BYU alumna Judy Seegmiller knew months in advance that her husband, Craig, had Alzheimer’s disease.
The signs were there. While working at his store, he would ask customers how much change he owed them, and then double-check to see whether the amount was right. He would tell people he forgot his glasses even though he wore contacts. When he was driving, he would pull off to the side of the road for unknown reasons, only to turn around and go back home.
In August of 1999, Seegmiller’s observations were confirmed when her husband was diagnosed with the early stages of Alzheimer’s, or “Big Al” as they would call it. Seegmiller, who dealt with her own health challenges prior to Craig’s diagnosis, told him, “Do you realize how blessed we are? You got to help take care of me and now I get to help take care of you. Now, you’re going to take two white pills and you’ll be perfect.”
She gave Craig two white aspirins and he was convinced that everything would be OK.
“He thought we were going to grow old together and he was going to be perfect,” Seegmiller said. “‘Words are medicine,’ I tell people. You tell them everything they need to hear and you live in their world, because they’re not a part of your world anymore.”
The ongoing fight against Alzheimer’s
That is the very nature of Alzheimer’s disease: a progressive disorder that causes brain cells to waste away and die, slowly destroying memory and thinking skills. Nancy Reagan famously referred to it as the “long goodbye,” the disease that takes someone away slowly, painfully, bit by bit.
There are currently 5.8 million people in the United States who suffer from Alzheimer’s disease. It is also the sixth leading cause of death among Americans.
According to Perry Ridge, an Alzheimer’s researcher and BYU biology professor, as the generation of baby boomers move into the age range where they’re more prone to Alzheimer’s, the numbers of those who suffer from the disease are expected to skyrocket in the next 50 years.

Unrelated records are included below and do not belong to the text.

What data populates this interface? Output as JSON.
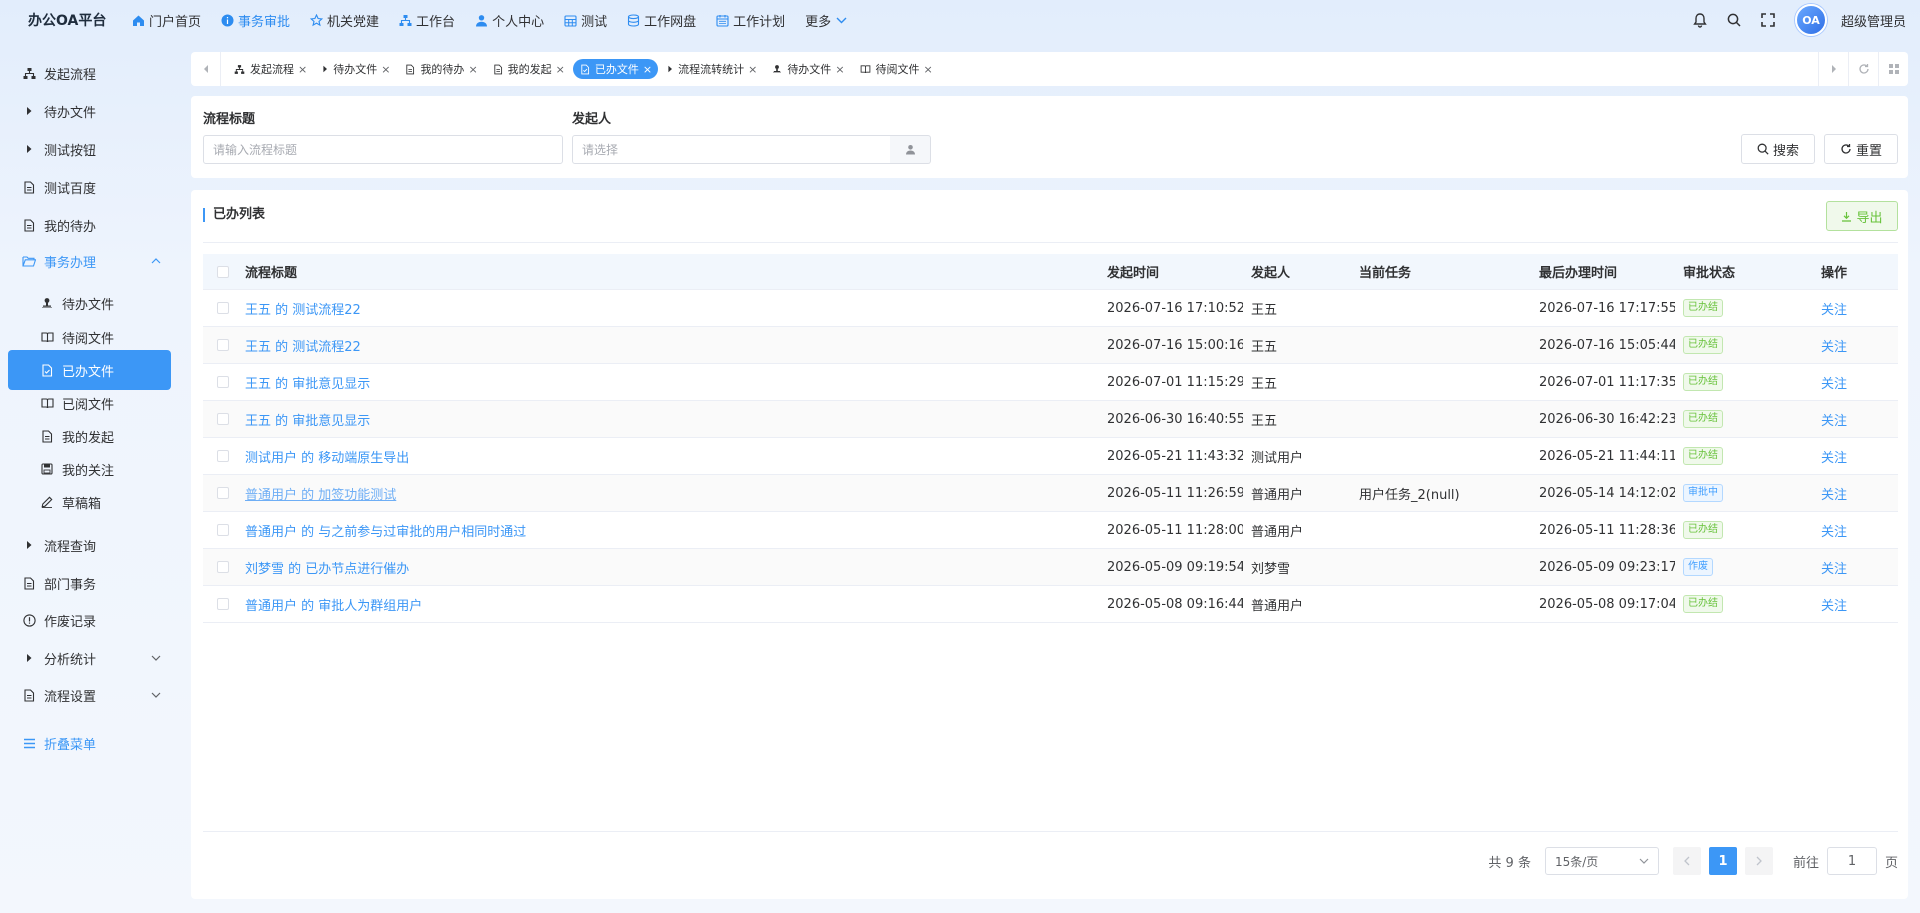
{
  "brand": "办公OA平台",
  "topnav": [
    {
      "label": "门户首页",
      "icon": "home-icon",
      "active": false
    },
    {
      "label": "事务审批",
      "icon": "info-circle-icon",
      "active": true
    },
    {
      "label": "机关党建",
      "icon": "star-icon",
      "active": false
    },
    {
      "label": "工作台",
      "icon": "sitemap-icon",
      "active": false
    },
    {
      "label": "个人中心",
      "icon": "user-icon",
      "active": false
    },
    {
      "label": "测试",
      "icon": "calendar-grid-icon",
      "active": false
    },
    {
      "label": "工作网盘",
      "icon": "database-icon",
      "active": false
    },
    {
      "label": "工作计划",
      "icon": "calendar-icon",
      "active": false
    },
    {
      "label": "更多",
      "icon": "chevron-down-icon",
      "active": false
    }
  ],
  "user": {
    "avatar_text": "OA",
    "name": "超级管理员"
  },
  "sidebar": {
    "items": [
      {
        "label": "发起流程",
        "icon": "sitemap-icon",
        "kind": "top"
      },
      {
        "label": "待办文件",
        "icon": "caret-right-icon",
        "kind": "top"
      },
      {
        "label": "测试按钮",
        "icon": "caret-right-icon",
        "kind": "top"
      },
      {
        "label": "测试百度",
        "icon": "document-icon",
        "kind": "top"
      },
      {
        "label": "我的待办",
        "icon": "document-icon",
        "kind": "top"
      },
      {
        "label": "事务办理",
        "icon": "folder-open-icon",
        "kind": "group-open"
      },
      {
        "label": "待办文件",
        "icon": "user-stamp-icon",
        "kind": "sub"
      },
      {
        "label": "待阅文件",
        "icon": "book-open-icon",
        "kind": "sub"
      },
      {
        "label": "已办文件",
        "icon": "document-check-icon",
        "kind": "sub-active"
      },
      {
        "label": "已阅文件",
        "icon": "book-open-icon",
        "kind": "sub"
      },
      {
        "label": "我的发起",
        "icon": "document-icon",
        "kind": "sub"
      },
      {
        "label": "我的关注",
        "icon": "save-icon",
        "kind": "sub"
      },
      {
        "label": "草稿箱",
        "icon": "pen-icon",
        "kind": "sub"
      },
      {
        "label": "流程查询",
        "icon": "caret-right-icon",
        "kind": "top"
      },
      {
        "label": "部门事务",
        "icon": "document-icon",
        "kind": "top"
      },
      {
        "label": "作废记录",
        "icon": "warning-circle-icon",
        "kind": "top"
      },
      {
        "label": "分析统计",
        "icon": "caret-right-icon",
        "kind": "top-expand"
      },
      {
        "label": "流程设置",
        "icon": "document-icon",
        "kind": "top-expand"
      }
    ],
    "collapse_label": "折叠菜单"
  },
  "tabs": [
    {
      "label": "发起流程",
      "icon": "sitemap-icon",
      "active": false
    },
    {
      "label": "待办文件",
      "icon": "caret-right-icon",
      "active": false
    },
    {
      "label": "我的待办",
      "icon": "document-icon",
      "active": false
    },
    {
      "label": "我的发起",
      "icon": "document-icon",
      "active": false
    },
    {
      "label": "已办文件",
      "icon": "document-check-icon",
      "active": true
    },
    {
      "label": "流程流转统计",
      "icon": "caret-right-icon",
      "active": false
    },
    {
      "label": "待办文件",
      "icon": "user-stamp-icon",
      "active": false
    },
    {
      "label": "待阅文件",
      "icon": "book-open-icon",
      "active": false
    }
  ],
  "search": {
    "title_label": "流程标题",
    "title_placeholder": "请输入流程标题",
    "initiator_label": "发起人",
    "initiator_placeholder": "请选择",
    "search_button": "搜索",
    "reset_button": "重置"
  },
  "list": {
    "title": "已办列表",
    "export_button": "导出",
    "columns": [
      "流程标题",
      "发起时间",
      "发起人",
      "当前任务",
      "最后办理时间",
      "审批状态",
      "操作"
    ],
    "rows": [
      {
        "title": "王五 的 测试流程22",
        "start": "2026-07-16 17:10:52",
        "initiator": "王五",
        "task": "",
        "last": "2026-07-16 17:17:55",
        "status": "已办结",
        "status_kind": "done",
        "op": "关注",
        "underline": false
      },
      {
        "title": "王五 的 测试流程22",
        "start": "2026-07-16 15:00:16",
        "initiator": "王五",
        "task": "",
        "last": "2026-07-16 15:05:44",
        "status": "已办结",
        "status_kind": "done",
        "op": "关注",
        "underline": false
      },
      {
        "title": "王五 的 审批意见显示",
        "start": "2026-07-01 11:15:29",
        "initiator": "王五",
        "task": "",
        "last": "2026-07-01 11:17:35",
        "status": "已办结",
        "status_kind": "done",
        "op": "关注",
        "underline": false
      },
      {
        "title": "王五 的 审批意见显示",
        "start": "2026-06-30 16:40:55",
        "initiator": "王五",
        "task": "",
        "last": "2026-06-30 16:42:23",
        "status": "已办结",
        "status_kind": "done",
        "op": "关注",
        "underline": false
      },
      {
        "title": "测试用户 的 移动端原生导出",
        "start": "2026-05-21 11:43:32",
        "initiator": "测试用户",
        "task": "",
        "last": "2026-05-21 11:44:11",
        "status": "已办结",
        "status_kind": "done",
        "op": "关注",
        "underline": false
      },
      {
        "title": "普通用户 的 加签功能测试",
        "start": "2026-05-11 11:26:59",
        "initiator": "普通用户",
        "task": "用户任务_2(null)",
        "last": "2026-05-14 14:12:02",
        "status": "审批中",
        "status_kind": "pending",
        "op": "关注",
        "underline": true
      },
      {
        "title": "普通用户 的 与之前参与过审批的用户相同时通过",
        "start": "2026-05-11 11:28:00",
        "initiator": "普通用户",
        "task": "",
        "last": "2026-05-11 11:28:36",
        "status": "已办结",
        "status_kind": "done",
        "op": "关注",
        "underline": false
      },
      {
        "title": "刘梦雪 的 已办节点进行催办",
        "start": "2026-05-09 09:19:54",
        "initiator": "刘梦雪",
        "task": "",
        "last": "2026-05-09 09:23:17",
        "status": "作废",
        "status_kind": "void",
        "op": "关注",
        "underline": false
      },
      {
        "title": "普通用户 的 审批人为群组用户",
        "start": "2026-05-08 09:16:44",
        "initiator": "普通用户",
        "task": "",
        "last": "2026-05-08 09:17:04",
        "status": "已办结",
        "status_kind": "done",
        "op": "关注",
        "underline": false
      }
    ]
  },
  "pagination": {
    "total_text": "共 9 条",
    "page_size": "15条/页",
    "current_page": "1",
    "goto_label": "前往",
    "goto_value": "1",
    "page_suffix": "页"
  },
  "colors": {
    "accent": "#3c97f6",
    "success": "#67c23a"
  }
}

Ridge, along with other faculty members and researchers at BYU, is actively involved in projects to better understand the disease and work toward finding a cure.
“Currently we have about a thousand whole genomes from different individuals, and we’re able to go through those to identify genetic markers that influence risk for Alzheimer’s disease,” Ridge said.
John Kauwe is also an Alzheimer’s researcher and has worked with the BYU community for 10 years. In addition to teaching biology courses and doing research, he travels all over the world talking about Alzheimer’s disease genetics.
Through campus resources like the DNA Sequencing Center and the Office of Research Computing, Ridge, Kauwe and other researchers recently discovered a genetic change to a gene called RAB10, which confers a large protective effect for people who have the potential to develop Alzheimer’s disease. While a good portion of Alzheimer’s research is focused on exploring the causes of the disease, this team decided to take a different approach.
“We were focusing more on what we can do to prevent disease and why some people are more resilient to aging than others,” Ridge said.
BYU researchers focus primarily on basic research and understanding of the science of disease. According to Kauwe, it often takes many years to translate findings into therapeutic interventions.
“The direct impact on people is not generally the curing of a disease,” Kauwe said. “Instead, those who participate in our research are impacted by knowing that they are contributing to efforts that will lead to a cure in the future.”
Kauwe said he hopes each step toward finding a cure will help empower those who are suffering from the challenging and currently untreatable Alzheimer’s disease.
The high cost of Alzheimer’s
The physical and emotional cost of Alzheimer’s on family members is also extremely high. According to Ridge, when someone gets the disease, oftentimes the primary caretaker is the elderly spouse who is not equipped physically or emotionally to care for someone 24/7.
“Frequently, they’ll drain their savings, their retirement money, to try and take care of their ill spouse so they sacrifice their own well-being,” Ridge said. “It’s a complex disease and it’s difficult to understand.”
The cost in the United States will be $290 billion in 2019 for the research and treatments for Alzheimer’s disease and other dementias. This number is predicted to increase as high as $1.1 trillion in 2050 as the population ages and the disease becomes more prevalent.
Many researchers, medical specialists and volunteers are devoting their time and efforts to offset the high cost of Alzheimer’s in hopes that less families will have to deal with the financial and emotional turmoil it brings.
Since starting her personal journey helping her husband face “Big Al,” Seegmiller has devoted her life to helping others cope with this difficult disease. She has led several caregiver support groups and written a book while continuing to speak about her caregiving experiences to students and faculty members at BYU, University of Utah and Utah State University. She also encourages people to find joy and gratitude in the journey.
“If our eyes didn’t have tears, our hearts wouldn’t have any rainbows,” Seegmiller said. “Involve others in the journey. It enriches their lives, enriches yours and creates awareness.”